Carlos Llamosa: “For me it was like another opportunity. I’ve tried to live every day of my life, every minute of my life with my family. That moment changed my life. It was going to be different.” (Photo courtesy of MLS) editor Michael Lewis wrote this story for in 2013 on the 20th anniversary of the first World Trade Center bombing. Carlos Llamosa is currently an assistant coach with the Portland Timbers.

By Michael Lewis

No one has to remind Carlos Llamosa how precious life is. He always knew that, but he was reminded of how much humans take things for granted more than two decades ago.

The Cosmos assistant coach could have died in the first terrorist bombing at the World Trade Center.

“For me it was like another opportunity,” he said. “I’ve tried to live every day of my life, every minute of my life with my family. That moment changed my life. It was going to be different.”

Llamosa, 43, has tried to live life to the fullest, first as a player with several MLS teams and the U.S. national team, an assistant coach with Chivas USA and as a family man.

Twenty years ago on Tuesday, Llamosa certainly will never forget the events that impacted his life and changed the lives of many others in Manhattan.

He knows that if he did not go out to eat some Chinese food for lunch, he would not be around today.

On Friday, Feb. 26, 1993, terrorists tried to take down the World Trade Center. They detonated a bomb underneath the North Tower, hoping that it would kill thousands. It did not, but six people died and more than one thousand were injured.

Llamosa, who was playing his soccer with the Brooklyn Italians at the time, toiled as a janitor at the World Trade Center and he could have been a victim because his company’s locker area was near to where the bomb went off in the basement.

“It was lucky we were not in the building,” he said.

Lucky for Llamosa he got an hour lunch break on Fridays instead of of his usual half hour.

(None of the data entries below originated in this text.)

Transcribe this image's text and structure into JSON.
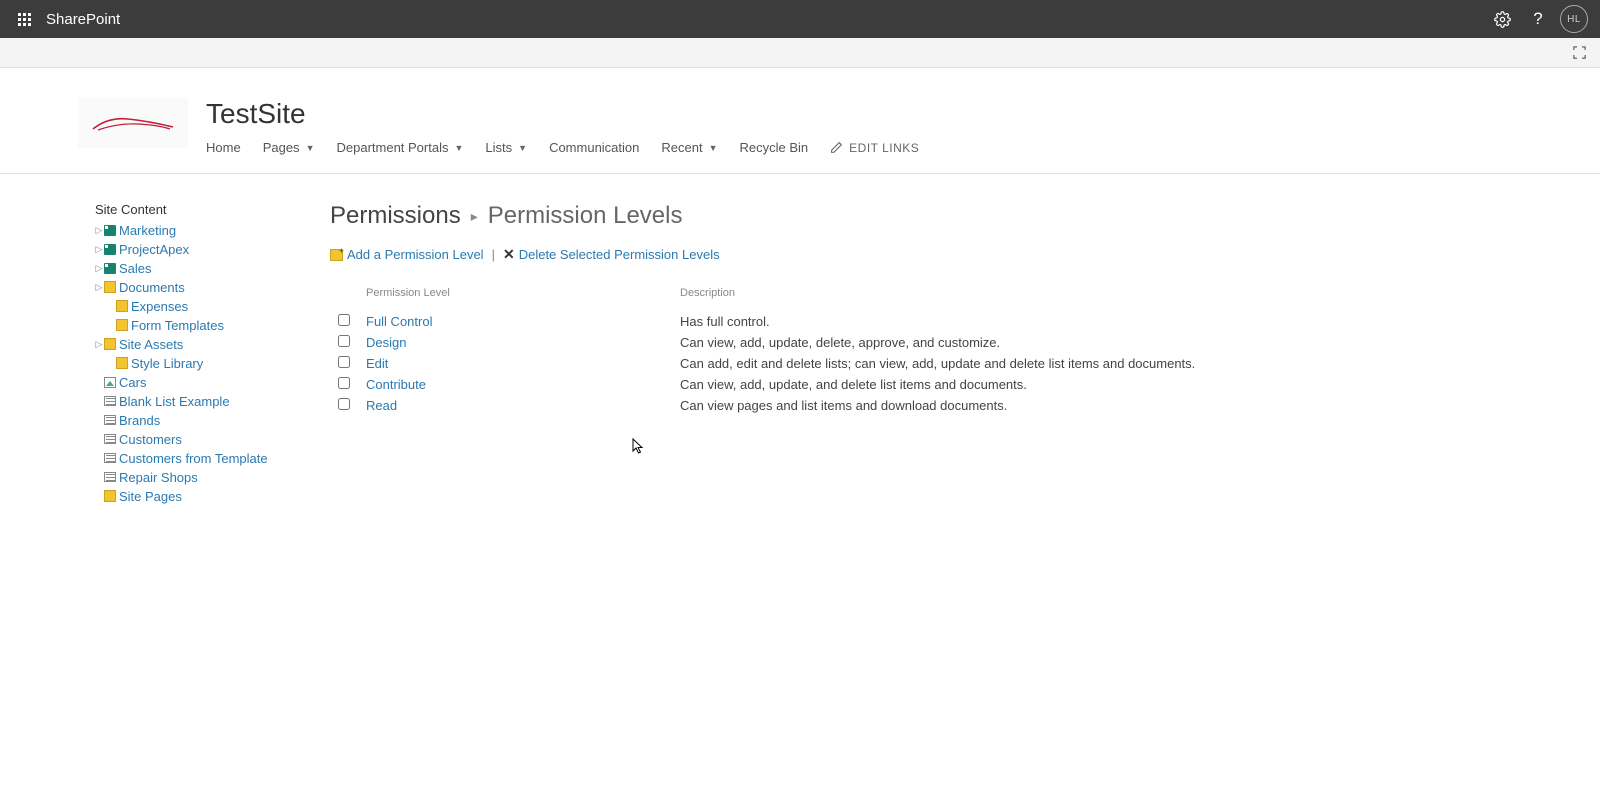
{
  "suite": {
    "app_name": "SharePoint",
    "user_initials": "HL"
  },
  "site": {
    "title": "TestSite",
    "nav": {
      "home": "Home",
      "pages": "Pages",
      "dept": "Department Portals",
      "lists": "Lists",
      "comm": "Communication",
      "recent": "Recent",
      "recycle": "Recycle Bin",
      "edit_links": "EDIT LINKS"
    }
  },
  "sidebar": {
    "heading": "Site Content",
    "items": [
      {
        "label": "Marketing",
        "icon": "site",
        "expandable": true,
        "indent": 1
      },
      {
        "label": "ProjectApex",
        "icon": "site",
        "expandable": true,
        "indent": 1
      },
      {
        "label": "Sales",
        "icon": "site",
        "expandable": true,
        "indent": 1
      },
      {
        "label": "Documents",
        "icon": "lib",
        "expandable": true,
        "indent": 1
      },
      {
        "label": "Expenses",
        "icon": "lib",
        "expandable": false,
        "indent": 2
      },
      {
        "label": "Form Templates",
        "icon": "lib",
        "expandable": false,
        "indent": 2
      },
      {
        "label": "Site Assets",
        "icon": "lib",
        "expandable": true,
        "indent": 1
      },
      {
        "label": "Style Library",
        "icon": "lib",
        "expandable": false,
        "indent": 2
      },
      {
        "label": "Cars",
        "icon": "piclib",
        "expandable": false,
        "indent": 1
      },
      {
        "label": "Blank List Example",
        "icon": "list",
        "expandable": false,
        "indent": 1
      },
      {
        "label": "Brands",
        "icon": "list",
        "expandable": false,
        "indent": 1
      },
      {
        "label": "Customers",
        "icon": "list",
        "expandable": false,
        "indent": 1
      },
      {
        "label": "Customers from Template",
        "icon": "list",
        "expandable": false,
        "indent": 1
      },
      {
        "label": "Repair Shops",
        "icon": "list",
        "expandable": false,
        "indent": 1
      },
      {
        "label": "Site Pages",
        "icon": "lib",
        "expandable": false,
        "indent": 1
      }
    ]
  },
  "breadcrumb": {
    "parent": "Permissions",
    "current": "Permission Levels"
  },
  "toolbar": {
    "add_label": "Add a Permission Level",
    "delete_label": "Delete Selected Permission Levels"
  },
  "table": {
    "col_level": "Permission Level",
    "col_desc": "Description",
    "rows": [
      {
        "name": "Full Control",
        "desc": "Has full control."
      },
      {
        "name": "Design",
        "desc": "Can view, add, update, delete, approve, and customize."
      },
      {
        "name": "Edit",
        "desc": "Can add, edit and delete lists; can view, add, update and delete list items and documents."
      },
      {
        "name": "Contribute",
        "desc": "Can view, add, update, and delete list items and documents."
      },
      {
        "name": "Read",
        "desc": "Can view pages and list items and download documents."
      }
    ]
  }
}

So, he and his colleagues went out to a downtown Chinese restaurant.

“Monday through Thursday, most of the people there were in the building,” he said. “On Fridays, everybody was out for lunch.”

During lunch, Llamosa and his colleagues heard an explosion.

“The first thing I heard was that one of the trains underneath the building crashed,” he said. “We tried to get back to the building, but we couldn’t do it.”

Llamosa went home, where he learned what transpired on TV.

“I was in shock,” he said. “I would never thought somebody would attack the World Trade Center, especially with all the security they had. I was in shock. the building was under attack, terrorist attack.”

The Colombian native went back to work at the World Trade Center, a job he would have until 1997, when he signed with D.C. United in MLS. It was there his soccer career really took off, becoming one of the top defenders in the league an earning a spot on the U.S. National Team. Llamosa, who also played for the Miami Fusion, New England Revolution and Chivas USA, made 29 international appearances and played a role in the Americans’ march to the 2002 World Cup quarterfinals.

It probably never crossed the mind of Llamosa or many other Americans that terrorists would try again to attack the WTC.

But 8 1/2 years after the first World Trade Center bombing terrorists took down the North and South towers. As it turns out, Llamosa was living in Miami at the time and was supposed to travel to New York along with his Fusion teammates on Sept. 11, 2001 to play against the MetroStars at Giants Stadium.

“It was kind of weird because for whatever reasons that day I was tied to New York,” he said. “We were going to New York that day in the morning.”

One of his car lights was out, so Llamosa took it to a car repair shop the morning of the flight.

He was sitting in the waiting room when one of the shop workers turned on the TV; a small plane had crashed into the Empire State Building.

Llamosa turned on the TV and instead saw one of the towers smoldering.

“When I heard the news that it was a terrorist attack, I was shocked,” he said. “I was worried because I have a sister who works in downtown Manhattan close to the World Trade Center.

Llamosa tried to call his family in New York, but his cell phone didn’t work.

“I was worried,” he said. “The night before I talked to my mother and told her I was going to New York. So when they heard the news about me in Colombia, they were worried about me as well.”

He later discovered that the Fusion’s flight to New Jersey was cancelled because all planes in the United States were ordered from the sky.

“I was in pain. I was in shock as a human being,” he said. ‘As a person who used to work in those buildings, I was in pain. I cried that day. That was a sad day.

“That was my wife’s birthday. 9-11,” he said. “So we’re going to remember that day forever.”

“I was lucky, my co-workers were luck. It was lucky we were not in the building.”